The purpose of the research is to identify generational features of refusing alcohol by addicted people-representatives of different generations and to typologize the relevant practices and strategies.
Material and methods. The research is of sociological nature representing a qualitative analysis of autobiographical stories of representatives of different generations of alcohol addicts published in the Russian newspapers and magazines (N = 134). The sample is criterial: sociological method of case selection corresponding to the specified criteria.
Results. Generational features of alcohol refusal are expressed in practices and strategies specific to each generation. The practices of alcohol refusals reflecting intergenerational differences are differentiated according to the criteria, depending on stage of moving to sobriety: 1) The stage of choosing in favor of sobriety – the criterion of independence, i.e., practices of adaptation, submission, and free choice; 2) The stage of overcoming addiction – resistance to circumstances, i.e., practices of conscientiousness, firmness of intentions, assertiveness, and isolation; 3) Stage of possible disruption – flexibility, i.e., practices of devotion, balance, and changeability.

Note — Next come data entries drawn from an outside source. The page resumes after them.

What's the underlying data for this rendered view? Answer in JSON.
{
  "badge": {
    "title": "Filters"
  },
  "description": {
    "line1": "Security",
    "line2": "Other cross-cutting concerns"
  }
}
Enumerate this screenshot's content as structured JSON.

The sequence of practices unique for each stage of abstaining from alcohol by addicted people of different generations is expressed in the following strategies: 1) obedience: «submission-conscientiousness-devotion» (mobilization, thaw, stagnation); 2) discretion: «submission-firmness of intentions-balance» (reform); 3) self-sufficiency: «free choice-isolation-changeability» (millennials).

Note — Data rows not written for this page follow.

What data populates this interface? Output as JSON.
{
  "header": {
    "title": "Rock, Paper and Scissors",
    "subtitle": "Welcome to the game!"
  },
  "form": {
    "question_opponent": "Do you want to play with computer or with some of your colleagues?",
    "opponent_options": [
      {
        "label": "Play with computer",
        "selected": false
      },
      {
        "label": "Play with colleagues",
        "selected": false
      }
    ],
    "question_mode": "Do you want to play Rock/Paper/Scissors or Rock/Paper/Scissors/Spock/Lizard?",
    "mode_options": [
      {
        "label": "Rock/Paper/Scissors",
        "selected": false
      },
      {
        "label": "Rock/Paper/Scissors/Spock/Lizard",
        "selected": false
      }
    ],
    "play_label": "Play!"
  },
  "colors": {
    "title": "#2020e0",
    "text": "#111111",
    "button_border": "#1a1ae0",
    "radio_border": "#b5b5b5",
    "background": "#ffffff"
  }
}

Conclusion. Representatives of the millennial generation are characterized by turning-point practices of alcohol refusal with practically no intersection of the selected criteria with previous generations. Practices overlap partially between the reform generation and the three generations that preceded it. Thus, representatives of the millennial generation differ most significantly from their predecessors in the practices and strategies of refusing alcohol.
This study examines the ethics of political consultants in Russia using the materials of 73 interviews with election campaigners (political consultants, chiefs of staff, field workers, lawyers, etc.). The study suggests that it is impossible to speak of Russian political consultants as a single community sharing common values. This professional group is heterogeneous and includes people with different perceptions of norms and ethical boundaries. Based on the analysis of the interviews, a classification of political consultants’ professional taboos was developed: universal human morality, ideological orientation, professional orientation, procedural taboos, and legal boundaries. Interestingly, some of the informants used the rhetoric of justification when talking about ethical restrictions. The existence of certain standards of behavior was justified by the fact that the informant was somehow different from the “correct” political consultants (professional biography, belief system, etc.). The absence of ethical boundaries in several cases could be interpreted as a norm and a sign of professionalism, as opposed to as an anomaly.